Provided material section start
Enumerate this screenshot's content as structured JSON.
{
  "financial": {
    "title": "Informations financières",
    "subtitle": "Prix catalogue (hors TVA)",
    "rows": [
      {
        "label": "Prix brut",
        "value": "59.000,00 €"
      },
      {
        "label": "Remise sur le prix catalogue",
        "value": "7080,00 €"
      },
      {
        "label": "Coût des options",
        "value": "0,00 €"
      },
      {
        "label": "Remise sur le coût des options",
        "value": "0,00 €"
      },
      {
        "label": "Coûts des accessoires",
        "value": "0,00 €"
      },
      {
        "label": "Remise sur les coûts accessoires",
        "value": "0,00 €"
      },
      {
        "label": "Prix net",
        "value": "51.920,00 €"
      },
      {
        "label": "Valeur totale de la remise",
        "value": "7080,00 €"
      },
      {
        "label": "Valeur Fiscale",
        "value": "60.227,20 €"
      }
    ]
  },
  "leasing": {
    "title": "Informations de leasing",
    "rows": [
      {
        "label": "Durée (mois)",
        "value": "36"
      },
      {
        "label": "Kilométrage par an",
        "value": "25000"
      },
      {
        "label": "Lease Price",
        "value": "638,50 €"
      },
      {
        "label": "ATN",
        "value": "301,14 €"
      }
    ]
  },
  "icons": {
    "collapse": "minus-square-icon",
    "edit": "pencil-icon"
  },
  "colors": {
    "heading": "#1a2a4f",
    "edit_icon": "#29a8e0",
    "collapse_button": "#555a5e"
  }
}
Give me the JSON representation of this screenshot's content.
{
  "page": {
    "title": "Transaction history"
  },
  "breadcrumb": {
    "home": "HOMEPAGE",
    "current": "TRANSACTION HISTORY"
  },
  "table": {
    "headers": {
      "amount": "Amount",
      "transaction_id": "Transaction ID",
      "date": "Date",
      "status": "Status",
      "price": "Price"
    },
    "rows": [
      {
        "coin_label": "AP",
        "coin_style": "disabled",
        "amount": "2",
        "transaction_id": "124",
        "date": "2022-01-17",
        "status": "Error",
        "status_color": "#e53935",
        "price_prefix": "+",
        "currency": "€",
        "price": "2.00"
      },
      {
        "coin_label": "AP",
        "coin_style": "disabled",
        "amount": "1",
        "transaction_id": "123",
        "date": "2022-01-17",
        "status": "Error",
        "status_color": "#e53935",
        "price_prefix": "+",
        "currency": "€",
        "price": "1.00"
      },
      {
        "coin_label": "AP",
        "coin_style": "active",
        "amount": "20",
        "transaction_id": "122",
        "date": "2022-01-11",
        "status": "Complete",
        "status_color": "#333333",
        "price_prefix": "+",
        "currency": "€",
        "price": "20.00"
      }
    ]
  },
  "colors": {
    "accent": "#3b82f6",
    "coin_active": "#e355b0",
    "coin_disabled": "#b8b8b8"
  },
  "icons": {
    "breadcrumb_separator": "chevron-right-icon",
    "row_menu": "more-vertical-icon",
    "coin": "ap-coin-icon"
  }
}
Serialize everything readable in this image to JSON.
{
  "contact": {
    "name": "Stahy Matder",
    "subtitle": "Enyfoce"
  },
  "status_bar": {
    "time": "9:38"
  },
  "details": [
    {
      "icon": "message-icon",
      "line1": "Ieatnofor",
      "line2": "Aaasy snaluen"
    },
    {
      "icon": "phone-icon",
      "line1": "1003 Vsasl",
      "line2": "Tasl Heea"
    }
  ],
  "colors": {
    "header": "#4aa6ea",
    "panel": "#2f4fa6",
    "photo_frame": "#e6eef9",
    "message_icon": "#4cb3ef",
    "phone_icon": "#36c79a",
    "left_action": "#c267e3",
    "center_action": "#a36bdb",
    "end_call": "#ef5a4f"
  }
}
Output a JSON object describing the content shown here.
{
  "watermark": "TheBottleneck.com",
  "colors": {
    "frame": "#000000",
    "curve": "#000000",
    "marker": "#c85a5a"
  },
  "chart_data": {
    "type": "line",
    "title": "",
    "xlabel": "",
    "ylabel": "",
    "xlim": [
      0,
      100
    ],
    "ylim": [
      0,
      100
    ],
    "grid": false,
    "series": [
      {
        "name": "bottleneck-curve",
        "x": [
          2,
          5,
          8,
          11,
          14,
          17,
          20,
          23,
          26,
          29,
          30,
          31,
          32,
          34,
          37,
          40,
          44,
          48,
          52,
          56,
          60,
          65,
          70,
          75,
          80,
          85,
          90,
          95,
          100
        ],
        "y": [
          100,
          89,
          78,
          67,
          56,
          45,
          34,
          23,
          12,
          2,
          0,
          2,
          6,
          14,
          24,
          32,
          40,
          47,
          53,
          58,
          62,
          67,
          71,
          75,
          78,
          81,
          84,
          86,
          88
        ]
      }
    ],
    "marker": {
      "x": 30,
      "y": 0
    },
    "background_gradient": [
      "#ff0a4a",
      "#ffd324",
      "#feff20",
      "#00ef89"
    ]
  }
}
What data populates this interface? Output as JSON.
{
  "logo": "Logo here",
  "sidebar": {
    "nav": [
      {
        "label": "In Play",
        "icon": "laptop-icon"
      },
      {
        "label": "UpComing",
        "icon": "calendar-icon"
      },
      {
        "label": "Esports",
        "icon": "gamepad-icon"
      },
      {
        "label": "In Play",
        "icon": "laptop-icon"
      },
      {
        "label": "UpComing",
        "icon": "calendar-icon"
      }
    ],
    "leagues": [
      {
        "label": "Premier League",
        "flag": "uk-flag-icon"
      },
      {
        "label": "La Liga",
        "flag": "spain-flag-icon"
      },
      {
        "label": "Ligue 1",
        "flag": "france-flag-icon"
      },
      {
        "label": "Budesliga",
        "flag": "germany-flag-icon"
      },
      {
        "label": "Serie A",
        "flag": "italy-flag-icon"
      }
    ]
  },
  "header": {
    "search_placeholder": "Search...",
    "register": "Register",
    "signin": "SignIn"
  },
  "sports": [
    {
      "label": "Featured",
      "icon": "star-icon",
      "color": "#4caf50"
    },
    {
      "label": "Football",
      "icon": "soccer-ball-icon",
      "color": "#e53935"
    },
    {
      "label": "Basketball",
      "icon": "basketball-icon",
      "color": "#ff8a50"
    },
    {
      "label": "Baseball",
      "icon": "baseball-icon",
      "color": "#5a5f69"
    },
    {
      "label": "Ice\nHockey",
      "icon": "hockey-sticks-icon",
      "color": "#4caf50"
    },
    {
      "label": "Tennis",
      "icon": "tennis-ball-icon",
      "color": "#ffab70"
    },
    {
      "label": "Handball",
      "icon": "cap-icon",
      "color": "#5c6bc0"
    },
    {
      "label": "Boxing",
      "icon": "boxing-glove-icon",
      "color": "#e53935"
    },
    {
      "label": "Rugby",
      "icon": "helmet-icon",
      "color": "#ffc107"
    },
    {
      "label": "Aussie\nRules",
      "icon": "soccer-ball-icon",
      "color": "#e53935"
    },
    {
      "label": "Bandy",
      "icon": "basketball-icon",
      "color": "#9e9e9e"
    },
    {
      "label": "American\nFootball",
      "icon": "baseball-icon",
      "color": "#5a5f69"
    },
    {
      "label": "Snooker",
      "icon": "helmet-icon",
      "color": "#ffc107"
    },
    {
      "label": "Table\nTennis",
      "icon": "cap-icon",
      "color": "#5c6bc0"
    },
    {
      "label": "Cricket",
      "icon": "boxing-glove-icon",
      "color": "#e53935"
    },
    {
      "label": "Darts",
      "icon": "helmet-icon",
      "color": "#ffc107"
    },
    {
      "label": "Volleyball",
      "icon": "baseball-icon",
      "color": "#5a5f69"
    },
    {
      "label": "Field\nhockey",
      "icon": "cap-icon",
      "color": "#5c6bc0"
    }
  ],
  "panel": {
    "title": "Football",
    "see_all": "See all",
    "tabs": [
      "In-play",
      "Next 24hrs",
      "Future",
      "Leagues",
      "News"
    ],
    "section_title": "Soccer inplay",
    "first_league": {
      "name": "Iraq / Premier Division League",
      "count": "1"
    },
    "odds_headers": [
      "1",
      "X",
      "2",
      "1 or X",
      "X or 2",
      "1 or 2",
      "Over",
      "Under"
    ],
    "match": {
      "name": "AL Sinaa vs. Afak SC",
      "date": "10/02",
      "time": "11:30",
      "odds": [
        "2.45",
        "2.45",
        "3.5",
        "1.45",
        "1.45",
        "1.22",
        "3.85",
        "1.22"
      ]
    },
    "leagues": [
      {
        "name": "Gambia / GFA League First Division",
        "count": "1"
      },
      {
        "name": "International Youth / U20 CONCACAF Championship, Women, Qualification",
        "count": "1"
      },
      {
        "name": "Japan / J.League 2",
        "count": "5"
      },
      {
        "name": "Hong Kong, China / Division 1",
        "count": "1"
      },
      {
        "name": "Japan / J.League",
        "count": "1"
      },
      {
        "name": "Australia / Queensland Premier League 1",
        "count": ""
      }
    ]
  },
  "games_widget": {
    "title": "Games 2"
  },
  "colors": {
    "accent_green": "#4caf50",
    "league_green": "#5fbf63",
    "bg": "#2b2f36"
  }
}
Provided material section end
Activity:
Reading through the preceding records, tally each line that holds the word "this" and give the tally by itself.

Task result:
4